| WHAT IS BEING ASKED |
Scan the entries below. Report each line where the string "JSON" occurs.

| RECORDS SUPPLIED |
────────────────

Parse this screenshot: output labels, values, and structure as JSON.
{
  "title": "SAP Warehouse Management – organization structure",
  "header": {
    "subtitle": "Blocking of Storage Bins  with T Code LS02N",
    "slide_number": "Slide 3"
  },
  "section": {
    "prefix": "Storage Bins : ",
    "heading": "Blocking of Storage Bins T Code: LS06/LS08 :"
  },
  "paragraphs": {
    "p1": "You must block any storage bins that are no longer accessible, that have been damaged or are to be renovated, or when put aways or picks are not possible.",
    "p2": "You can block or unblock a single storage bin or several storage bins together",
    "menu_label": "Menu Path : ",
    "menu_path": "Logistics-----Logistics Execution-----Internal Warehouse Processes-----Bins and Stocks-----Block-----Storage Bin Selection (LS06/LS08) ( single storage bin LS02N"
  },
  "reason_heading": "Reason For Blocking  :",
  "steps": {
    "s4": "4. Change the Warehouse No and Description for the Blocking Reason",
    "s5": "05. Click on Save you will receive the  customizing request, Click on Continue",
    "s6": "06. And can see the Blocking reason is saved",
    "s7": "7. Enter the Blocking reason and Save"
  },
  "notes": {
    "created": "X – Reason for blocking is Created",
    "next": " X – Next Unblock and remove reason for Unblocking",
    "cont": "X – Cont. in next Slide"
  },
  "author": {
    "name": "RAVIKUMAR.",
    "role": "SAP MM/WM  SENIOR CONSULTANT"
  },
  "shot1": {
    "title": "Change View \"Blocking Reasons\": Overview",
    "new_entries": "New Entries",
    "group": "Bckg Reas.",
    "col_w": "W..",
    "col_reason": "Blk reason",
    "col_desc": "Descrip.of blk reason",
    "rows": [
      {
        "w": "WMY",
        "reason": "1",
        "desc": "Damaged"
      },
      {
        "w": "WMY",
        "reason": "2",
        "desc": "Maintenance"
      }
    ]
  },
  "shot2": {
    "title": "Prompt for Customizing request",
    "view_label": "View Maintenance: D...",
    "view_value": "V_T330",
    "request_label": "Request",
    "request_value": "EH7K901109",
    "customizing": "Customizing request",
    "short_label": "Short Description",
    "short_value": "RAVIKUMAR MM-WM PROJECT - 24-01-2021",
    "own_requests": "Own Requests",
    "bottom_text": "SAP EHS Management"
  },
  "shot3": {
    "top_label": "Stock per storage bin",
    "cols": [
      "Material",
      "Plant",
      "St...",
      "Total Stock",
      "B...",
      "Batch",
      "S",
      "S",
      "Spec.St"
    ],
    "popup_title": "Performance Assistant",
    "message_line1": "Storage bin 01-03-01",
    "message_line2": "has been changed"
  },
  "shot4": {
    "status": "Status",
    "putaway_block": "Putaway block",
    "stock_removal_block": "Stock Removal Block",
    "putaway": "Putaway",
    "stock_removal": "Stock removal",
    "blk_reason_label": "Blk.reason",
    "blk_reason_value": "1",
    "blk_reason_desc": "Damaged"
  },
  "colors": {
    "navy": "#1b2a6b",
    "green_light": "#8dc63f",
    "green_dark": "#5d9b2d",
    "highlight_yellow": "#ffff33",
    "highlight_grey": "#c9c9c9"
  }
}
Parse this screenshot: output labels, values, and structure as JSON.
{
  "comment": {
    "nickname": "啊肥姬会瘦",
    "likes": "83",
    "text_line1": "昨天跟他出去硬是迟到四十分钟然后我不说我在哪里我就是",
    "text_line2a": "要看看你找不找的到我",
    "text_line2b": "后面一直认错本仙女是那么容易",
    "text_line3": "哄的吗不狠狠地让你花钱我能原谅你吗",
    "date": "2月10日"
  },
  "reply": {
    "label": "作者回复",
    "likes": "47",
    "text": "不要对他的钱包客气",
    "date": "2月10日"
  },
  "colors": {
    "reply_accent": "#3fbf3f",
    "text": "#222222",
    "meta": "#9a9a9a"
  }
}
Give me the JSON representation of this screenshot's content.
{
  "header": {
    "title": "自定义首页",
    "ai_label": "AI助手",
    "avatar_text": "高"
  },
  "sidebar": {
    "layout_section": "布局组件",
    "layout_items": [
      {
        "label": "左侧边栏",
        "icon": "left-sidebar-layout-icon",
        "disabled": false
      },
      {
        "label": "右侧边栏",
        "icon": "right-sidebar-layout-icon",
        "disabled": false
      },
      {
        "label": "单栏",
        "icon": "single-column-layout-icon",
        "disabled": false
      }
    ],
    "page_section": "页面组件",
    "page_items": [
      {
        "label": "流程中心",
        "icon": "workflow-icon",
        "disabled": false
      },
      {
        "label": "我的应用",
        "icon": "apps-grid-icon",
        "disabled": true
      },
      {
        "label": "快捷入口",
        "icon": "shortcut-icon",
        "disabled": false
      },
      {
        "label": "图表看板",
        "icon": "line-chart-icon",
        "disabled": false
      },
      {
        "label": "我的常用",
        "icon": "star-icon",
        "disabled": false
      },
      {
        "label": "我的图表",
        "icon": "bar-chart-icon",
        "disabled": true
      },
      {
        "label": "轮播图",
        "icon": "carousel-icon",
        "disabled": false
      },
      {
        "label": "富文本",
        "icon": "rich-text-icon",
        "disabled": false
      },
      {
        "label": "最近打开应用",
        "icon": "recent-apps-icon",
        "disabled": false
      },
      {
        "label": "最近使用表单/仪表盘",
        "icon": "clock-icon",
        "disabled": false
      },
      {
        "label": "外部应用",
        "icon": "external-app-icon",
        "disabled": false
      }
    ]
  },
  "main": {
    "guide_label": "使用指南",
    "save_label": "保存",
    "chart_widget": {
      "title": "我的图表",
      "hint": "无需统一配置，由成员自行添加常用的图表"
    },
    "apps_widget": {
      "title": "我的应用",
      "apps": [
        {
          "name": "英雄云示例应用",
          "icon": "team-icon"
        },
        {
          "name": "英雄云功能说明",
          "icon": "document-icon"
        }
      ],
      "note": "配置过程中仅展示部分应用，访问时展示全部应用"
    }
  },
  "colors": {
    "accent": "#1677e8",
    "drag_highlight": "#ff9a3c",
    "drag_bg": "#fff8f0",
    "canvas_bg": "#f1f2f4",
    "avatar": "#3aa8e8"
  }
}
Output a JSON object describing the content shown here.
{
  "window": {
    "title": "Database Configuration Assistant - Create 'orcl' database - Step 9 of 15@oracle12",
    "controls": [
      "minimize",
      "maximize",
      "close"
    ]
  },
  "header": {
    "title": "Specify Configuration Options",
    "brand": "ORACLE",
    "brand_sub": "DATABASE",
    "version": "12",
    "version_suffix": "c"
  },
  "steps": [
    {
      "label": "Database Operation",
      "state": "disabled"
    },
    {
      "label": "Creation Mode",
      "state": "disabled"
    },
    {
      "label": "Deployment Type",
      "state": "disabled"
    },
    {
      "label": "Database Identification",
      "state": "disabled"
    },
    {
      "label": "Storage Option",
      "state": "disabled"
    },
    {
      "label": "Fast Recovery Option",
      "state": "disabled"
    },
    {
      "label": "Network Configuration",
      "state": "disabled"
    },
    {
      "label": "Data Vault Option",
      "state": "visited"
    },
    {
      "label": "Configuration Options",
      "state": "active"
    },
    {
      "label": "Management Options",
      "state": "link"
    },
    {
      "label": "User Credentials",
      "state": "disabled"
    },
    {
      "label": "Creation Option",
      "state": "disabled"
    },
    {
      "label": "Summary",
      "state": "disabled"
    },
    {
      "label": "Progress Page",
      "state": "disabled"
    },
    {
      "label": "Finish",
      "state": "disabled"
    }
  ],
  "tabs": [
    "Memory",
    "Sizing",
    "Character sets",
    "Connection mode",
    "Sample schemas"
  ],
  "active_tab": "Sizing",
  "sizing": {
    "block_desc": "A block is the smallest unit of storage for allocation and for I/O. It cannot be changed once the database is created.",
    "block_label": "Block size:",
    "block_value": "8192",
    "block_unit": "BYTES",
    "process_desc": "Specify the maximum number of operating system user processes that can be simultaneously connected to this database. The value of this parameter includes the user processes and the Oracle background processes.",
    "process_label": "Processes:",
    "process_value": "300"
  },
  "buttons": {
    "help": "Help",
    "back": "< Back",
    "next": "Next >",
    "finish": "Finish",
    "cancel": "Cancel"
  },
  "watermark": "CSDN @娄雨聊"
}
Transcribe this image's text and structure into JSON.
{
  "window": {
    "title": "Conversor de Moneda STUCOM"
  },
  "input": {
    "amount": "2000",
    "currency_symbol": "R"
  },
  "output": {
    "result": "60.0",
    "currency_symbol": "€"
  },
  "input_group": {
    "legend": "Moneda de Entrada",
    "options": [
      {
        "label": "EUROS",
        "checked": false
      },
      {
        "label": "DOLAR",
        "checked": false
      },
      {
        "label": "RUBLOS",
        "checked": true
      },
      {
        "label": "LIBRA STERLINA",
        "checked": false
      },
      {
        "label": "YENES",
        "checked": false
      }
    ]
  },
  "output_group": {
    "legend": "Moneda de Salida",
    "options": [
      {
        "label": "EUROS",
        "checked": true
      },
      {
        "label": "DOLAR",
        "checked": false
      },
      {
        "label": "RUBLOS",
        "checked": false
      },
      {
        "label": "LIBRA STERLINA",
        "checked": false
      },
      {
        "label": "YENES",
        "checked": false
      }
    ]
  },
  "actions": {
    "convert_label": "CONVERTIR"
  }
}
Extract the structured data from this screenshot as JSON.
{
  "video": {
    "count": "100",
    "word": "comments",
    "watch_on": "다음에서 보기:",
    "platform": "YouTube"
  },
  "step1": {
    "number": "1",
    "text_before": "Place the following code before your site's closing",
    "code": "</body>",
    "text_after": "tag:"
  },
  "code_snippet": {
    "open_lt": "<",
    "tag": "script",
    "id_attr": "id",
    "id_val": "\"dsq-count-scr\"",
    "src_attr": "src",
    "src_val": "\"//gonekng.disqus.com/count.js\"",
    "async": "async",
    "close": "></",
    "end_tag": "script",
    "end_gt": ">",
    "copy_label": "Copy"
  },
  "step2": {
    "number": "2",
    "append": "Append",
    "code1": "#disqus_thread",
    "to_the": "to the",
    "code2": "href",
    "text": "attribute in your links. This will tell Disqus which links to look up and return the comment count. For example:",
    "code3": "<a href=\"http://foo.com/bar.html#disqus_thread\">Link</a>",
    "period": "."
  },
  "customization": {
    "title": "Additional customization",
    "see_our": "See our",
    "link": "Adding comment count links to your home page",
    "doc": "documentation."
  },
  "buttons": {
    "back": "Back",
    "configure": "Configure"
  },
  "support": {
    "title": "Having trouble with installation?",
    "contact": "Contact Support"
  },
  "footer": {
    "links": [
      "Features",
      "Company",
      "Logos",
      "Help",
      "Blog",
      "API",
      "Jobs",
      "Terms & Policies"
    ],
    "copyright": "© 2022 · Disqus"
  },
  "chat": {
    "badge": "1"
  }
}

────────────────

| ANSWER SPACE |
Parse this screenshot: output labels, values, and structure as JSON.
Parse this screenshot: output labels, values, and structure as JSON.
Give me the JSON representation of this screenshot's content.
Output a JSON object describing the content shown here.
Transcribe this image's text and structure into JSON.
Extract the structured data from this screenshot as JSON.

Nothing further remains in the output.